### WORK TASK
Below are the records; locate each line with the word "title" and copy it.
[Opening EXERCISE INPUTS section]
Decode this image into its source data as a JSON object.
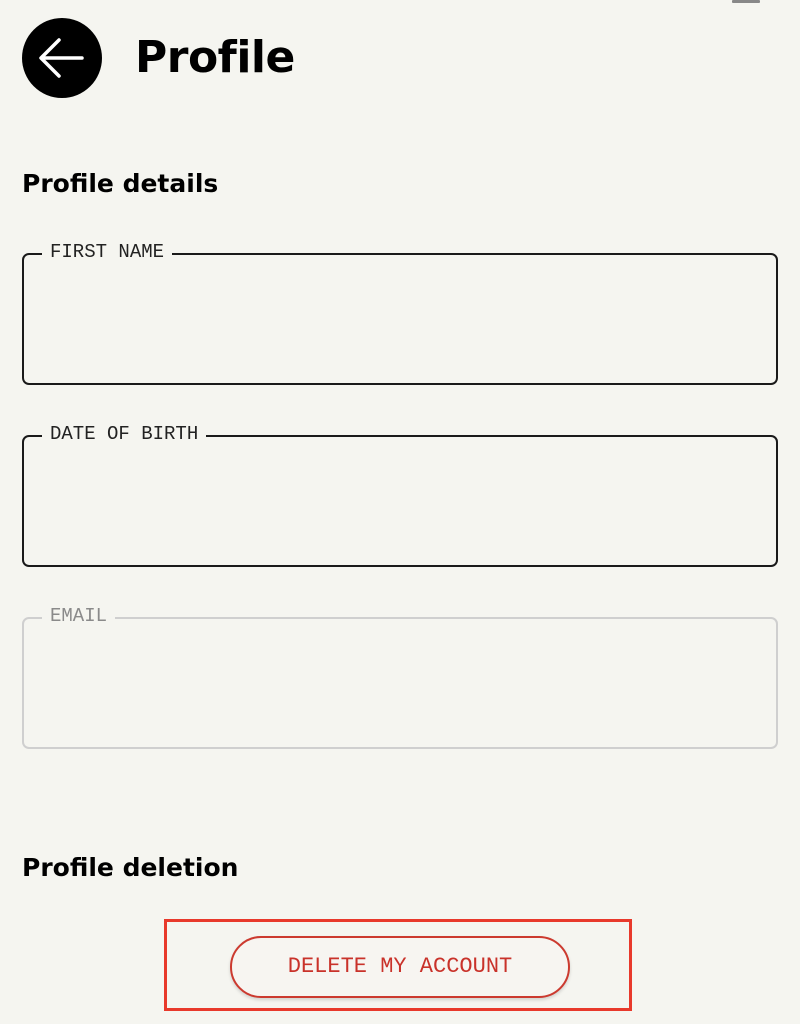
{
  "header": {
    "title": "Profile",
    "back_icon": "arrow-left-icon"
  },
  "details_section": {
    "heading": "Profile details",
    "fields": {
      "first_name": {
        "label": "FIRST NAME",
        "value": ""
      },
      "date_of_birth": {
        "label": "DATE OF BIRTH",
        "value": ""
      },
      "email": {
        "label": "EMAIL",
        "value": "",
        "disabled": true
      }
    }
  },
  "deletion_section": {
    "heading": "Profile deletion",
    "delete_label": "DELETE MY ACCOUNT"
  },
  "colors": {
    "background": "#f5f5f0",
    "delete_accent": "#c9322a",
    "highlight": "#e8392b"
  }
}
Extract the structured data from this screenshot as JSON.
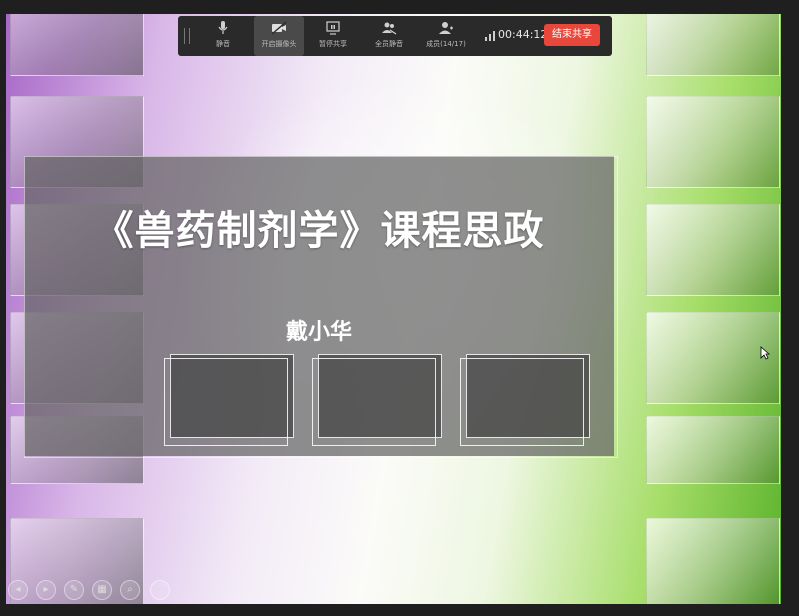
{
  "toolbar": {
    "items": [
      {
        "label": "静音",
        "icon": "microphone-icon"
      },
      {
        "label": "开启摄像头",
        "icon": "camera-icon"
      },
      {
        "label": "暂停共享",
        "icon": "screen-share-icon"
      },
      {
        "label": "全员静音",
        "icon": "mute-all-icon"
      },
      {
        "label": "成员(14/17)",
        "icon": "members-icon"
      }
    ],
    "timer": "00:44:12",
    "end_share_label": "结束共享"
  },
  "slide": {
    "title": "《兽药制剂学》课程思政",
    "author": "戴小华"
  },
  "presentation_controls": {
    "icons": [
      "prev-slide-icon",
      "next-slide-icon",
      "pen-icon",
      "slides-grid-icon",
      "zoom-icon",
      "more-icon"
    ]
  },
  "colors": {
    "end_button": "#e8473b",
    "toolbar_bg": "#2a2a2a"
  }
}
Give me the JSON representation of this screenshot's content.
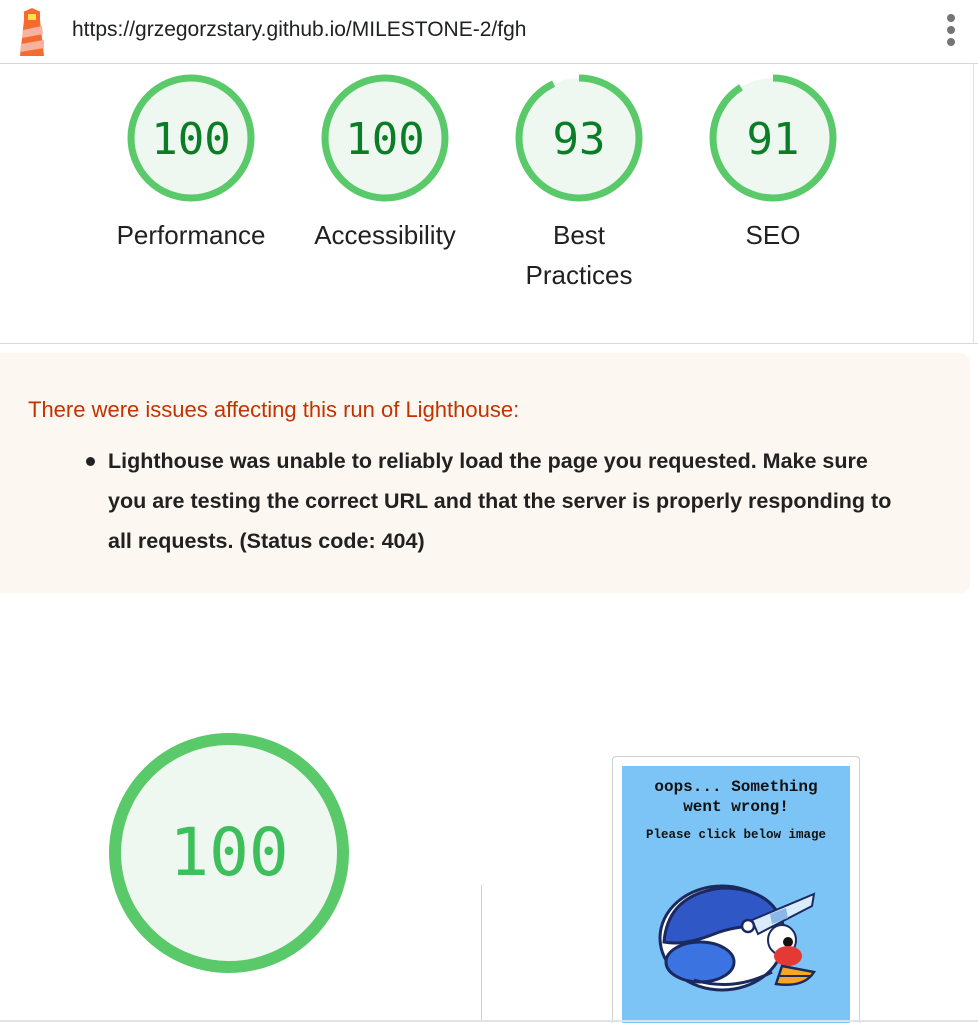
{
  "topbar": {
    "url": "https://grzegorzstary.github.io/MILESTONE-2/fgh",
    "menu_icon": "kebab-menu-icon",
    "logo_icon": "lighthouse-logo-icon"
  },
  "categories": [
    {
      "score": "100",
      "value": 100,
      "label": "Performance"
    },
    {
      "score": "100",
      "value": 100,
      "label": "Accessibility"
    },
    {
      "score": "93",
      "value": 93,
      "label_line1": "Best",
      "label_line2": "Practices"
    },
    {
      "score": "91",
      "value": 91,
      "label": "SEO"
    }
  ],
  "warning": {
    "title": "There were issues affecting this run of Lighthouse:",
    "items": [
      "Lighthouse was unable to reliably load the page you requested. Make sure you are testing the correct URL and that the server is properly responding to all requests. (Status code: 404)"
    ]
  },
  "performance_gauge": {
    "score": "100",
    "value": 100
  },
  "screenshot": {
    "line1": "oops... Something",
    "line2": "went wrong!",
    "line3": "Please click below image"
  },
  "colors": {
    "pass": "#0cce6b",
    "pass_ring": "#5ac96a",
    "pass_fill": "#eef8f0",
    "score_text": "#0a7d26",
    "warning_text": "#c33300",
    "warning_bg": "#fdf7f1",
    "thumb_bg": "#7cc4f5"
  }
}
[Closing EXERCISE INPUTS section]
### RESULT BELOW
    "title": "Profile",
    "title": "《兽药制剂学》课程思政",
    "title": "There were issues affecting this run of Lighthouse:",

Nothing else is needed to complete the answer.